Kidney disease is not only a problem for people. Chronic kidney disease is a serious health problem for dogs and the second leading cause of non-accidental death in cats (after cancer). By the time you notice symptoms – increased thirst and urination, reduced appetite, weight loss, or a lacklustre mood – up to 75% of your pet’s kidney function could already be lost.
Kidney damage is irreversible. However, if caught early enough, you can help slow it down and even extend the pet’s life. Now, thanks to a revolutionary new IDEXX SDMA test, kidney disease can be detected months, even years, earlier than was previously possible.
“Kidney disease is a slow and silent killer, wearing down the kidneys just like the tread on your tyres, reducing their ability to do their job properly,” explains Dr Guy Fyvie, veterinary advisor for Hill’s Pet Nutrition South Africa. “Even though the kidneys can’t be repaired earlier detection means pets can be better managed so that they enjoy longer and better quality lives.”
The most effective management, and indeed the only one clinically proven to extend life and improve well-being, is a food – Hill’s Prescription Diet k/d – a therapeutic kidney food, with controlled levels of protein, phosphorous and salt, ingredients found in high levels in many pet foods and associated with accelerating kidney damage.
“Yearly senior pet screenings – for pets older than seven – is probably the single most important thing you can do to keep your pet well,” says Dr Fyvie. “If your pet is showing any symptoms, or just getting a little grey around the whiskers, it is worth having their kidneys checked – even if just for peace of mind.”
What causes kidney disease?
The kidneys can be damaged by a wide range of conditions, including infection, toxins, dehydration and trauma.
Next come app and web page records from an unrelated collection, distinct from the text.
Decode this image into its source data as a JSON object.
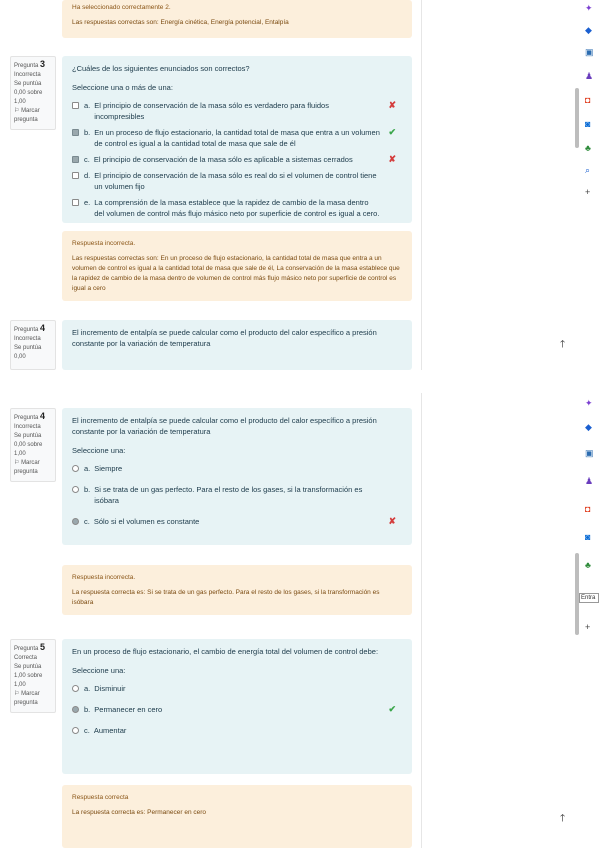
{
  "top": {
    "prev_feedback": {
      "line1": "Ha seleccionado correctamente 2.",
      "line2": "Las respuestas correctas son: Energía cinética, Energía potencial, Entalpía"
    },
    "q3": {
      "info": {
        "pregunta": "Pregunta",
        "number": "3",
        "status": "Incorrecta",
        "score": "Se puntúa 0,00 sobre 1,00",
        "flag": "Marcar pregunta"
      },
      "prompt": "¿Cuáles de los siguientes enunciados son correctos?",
      "select_label": "Seleccione una o más de una:",
      "answers": [
        {
          "letter": "a.",
          "text": "El principio de conservación de la masa sólo es verdadero para fluidos incompresibles",
          "mark": "✘"
        },
        {
          "letter": "b.",
          "text": "En un proceso de flujo estacionario, la cantidad total de masa que entra a un volumen de control es igual a la cantidad total de masa que sale de él",
          "mark": "✔"
        },
        {
          "letter": "c.",
          "text": "El principio de conservación de la masa sólo es aplicable a sistemas cerrados",
          "mark": "✘"
        },
        {
          "letter": "d.",
          "text": "El principio de conservación de la masa sólo es real do si el volumen de control tiene un volumen fijo",
          "mark": ""
        },
        {
          "letter": "e.",
          "text": "La comprensión de la masa establece que la rapidez de cambio de la masa dentro del volumen de control más flujo másico neto por superficie de control es igual a cero.",
          "mark": ""
        }
      ],
      "feedback": {
        "title": "Respuesta incorrecta.",
        "text": "Las respuestas correctas son: En un proceso de flujo estacionario, la cantidad total de masa que entra a un volumen de control es igual a la cantidad total de masa que sale de él, La conservación de la masa establece que la rapidez de cambio de la masa dentro de volumen de control más flujo másico neto por superficie de control es igual a cero"
      }
    },
    "q4_partial": {
      "info": {
        "pregunta": "Pregunta",
        "number": "4",
        "status": "Incorrecta",
        "score": "Se puntúa 0,00"
      },
      "prompt": "El incremento de entalpía se puede calcular como el producto del calor específico a presión constante por la variación de temperatura"
    }
  },
  "bottom": {
    "q4": {
      "info": {
        "pregunta": "Pregunta",
        "number": "4",
        "status": "Incorrecta",
        "score": "Se puntúa 0,00 sobre 1,00",
        "flag": "Marcar pregunta"
      },
      "prompt": "El incremento de entalpía se puede calcular como el producto del calor específico a presión constante por la variación de temperatura",
      "select_label": "Seleccione una:",
      "answers": [
        {
          "letter": "a.",
          "text": "Siempre",
          "mark": ""
        },
        {
          "letter": "b.",
          "text": "Si se trata de un gas perfecto. Para el resto de los gases, si la transformación es isóbara",
          "mark": ""
        },
        {
          "letter": "c.",
          "text": "Sólo si el volumen es constante",
          "mark": "✘"
        }
      ],
      "feedback": {
        "title": "Respuesta incorrecta.",
        "text": "La respuesta correcta es: Si se trata de un gas perfecto. Para el resto de los gases, si la transformación es isóbara"
      }
    },
    "q5": {
      "info": {
        "pregunta": "Pregunta",
        "number": "5",
        "status": "Correcta",
        "score": "Se puntúa 1,00 sobre 1,00",
        "flag": "Marcar pregunta"
      },
      "prompt": "En un proceso de flujo estacionario, el cambio de energía total del volumen de control debe:",
      "select_label": "Seleccione una:",
      "answers": [
        {
          "letter": "a.",
          "text": "Disminuir",
          "mark": ""
        },
        {
          "letter": "b.",
          "text": "Permanecer en cero",
          "mark": "✔"
        },
        {
          "letter": "c.",
          "text": "Aumentar",
          "mark": ""
        }
      ],
      "feedback": {
        "title": "Respuesta correcta",
        "text": "La respuesta correcta es: Permanecer en cero"
      }
    },
    "entra_label": "Entra"
  },
  "icons": {
    "rail": [
      "star-icon",
      "diamond-icon",
      "briefcase-icon",
      "person-icon",
      "office-icon",
      "outlook-icon",
      "tree-icon",
      "search-icon",
      "add-icon"
    ],
    "colors": {
      "star": "#7b3fd1",
      "diamond": "#1a5fd0",
      "briefcase": "#2b6cb0",
      "person": "#6a3dbd",
      "office": "#e03b1c",
      "outlook": "#0a6cd6",
      "tree": "#2e8b3a",
      "search": "#1a5fd0"
    }
  }
}
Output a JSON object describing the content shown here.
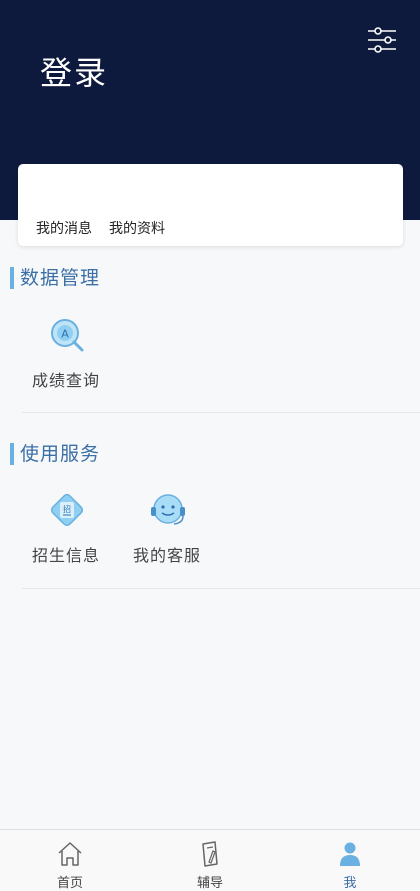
{
  "header": {
    "title": "登录",
    "settings_icon": "settings-sliders-icon"
  },
  "card": {
    "links": [
      "我的消息",
      "我的资料"
    ]
  },
  "sections": [
    {
      "title": "数据管理",
      "items": [
        {
          "label": "成绩查询",
          "icon": "search-score-icon"
        }
      ]
    },
    {
      "title": "使用服务",
      "items": [
        {
          "label": "招生信息",
          "icon": "admission-info-icon"
        },
        {
          "label": "我的客服",
          "icon": "customer-service-icon"
        }
      ]
    }
  ],
  "tabbar": {
    "tabs": [
      {
        "label": "首页",
        "icon": "home-icon",
        "active": false
      },
      {
        "label": "辅导",
        "icon": "book-pencil-icon",
        "active": false
      },
      {
        "label": "我",
        "icon": "user-icon",
        "active": true
      }
    ]
  },
  "colors": {
    "header_bg": "#0e1a3d",
    "accent": "#3b6fa6",
    "section_bar": "#6ab0e0",
    "icon_blue": "#7cc4ef"
  }
}
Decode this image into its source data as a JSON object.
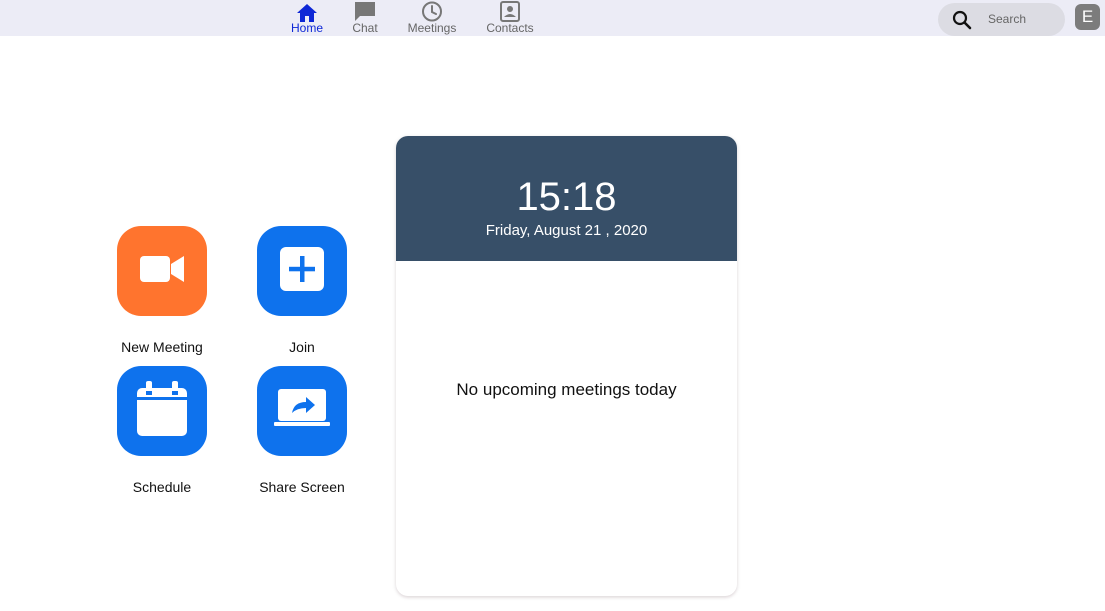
{
  "nav": {
    "items": [
      {
        "label": "Home",
        "icon": "home-icon",
        "active": true
      },
      {
        "label": "Chat",
        "icon": "chat-icon"
      },
      {
        "label": "Meetings",
        "icon": "clock-icon"
      },
      {
        "label": "Contacts",
        "icon": "contacts-icon"
      }
    ]
  },
  "search": {
    "placeholder": "Search",
    "icon": "search-icon"
  },
  "user": {
    "avatar_letter": "E"
  },
  "actions": [
    {
      "label": "New Meeting",
      "icon": "video-camera-icon",
      "color": "#ff742e"
    },
    {
      "label": "Join",
      "icon": "plus-icon",
      "color": "#0e72ed"
    },
    {
      "label": "Schedule",
      "icon": "calendar-icon",
      "color": "#0e72ed"
    },
    {
      "label": "Share Screen",
      "icon": "share-screen-icon",
      "color": "#0e72ed"
    }
  ],
  "card": {
    "time": "15:18",
    "date": "Friday, August 21 , 2020",
    "empty_message": "No upcoming meetings today",
    "header_color": "#374f68"
  }
}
Damage is usually irreversible. Factors that can make pets more prone to kidney disease include:
- Age – the chance of developing kidney problems increases after the age of seven in cats and dogs. Chronic kidney disease is progressive with age.
- Diet – some foods high in phosphorus can accelerate the progression of kidney disease. Most foods made with low quality protein, or with increased levels of animal protein are also high in phosphorus.
- Breed – some breeds are more likely to develop particular types of kidney disease. For example: English Cocker Spaniel, German Shepherd, Bull & Cairn Terriers, Himalayans and Persians.
- Environment – some chemicals, including certain disinfectants, car antifreeze, lead paint and some human medications, can damage the kidneys.
Symptoms of Kidney Disease
- Increased thirst and urination
- Reduced appetite
- Weight loss
- Bad breath
- Vomiting or diarrhoea
- Mouth ulcers / sore mouth
- Weakness and lethargy
- Sleeping more than usual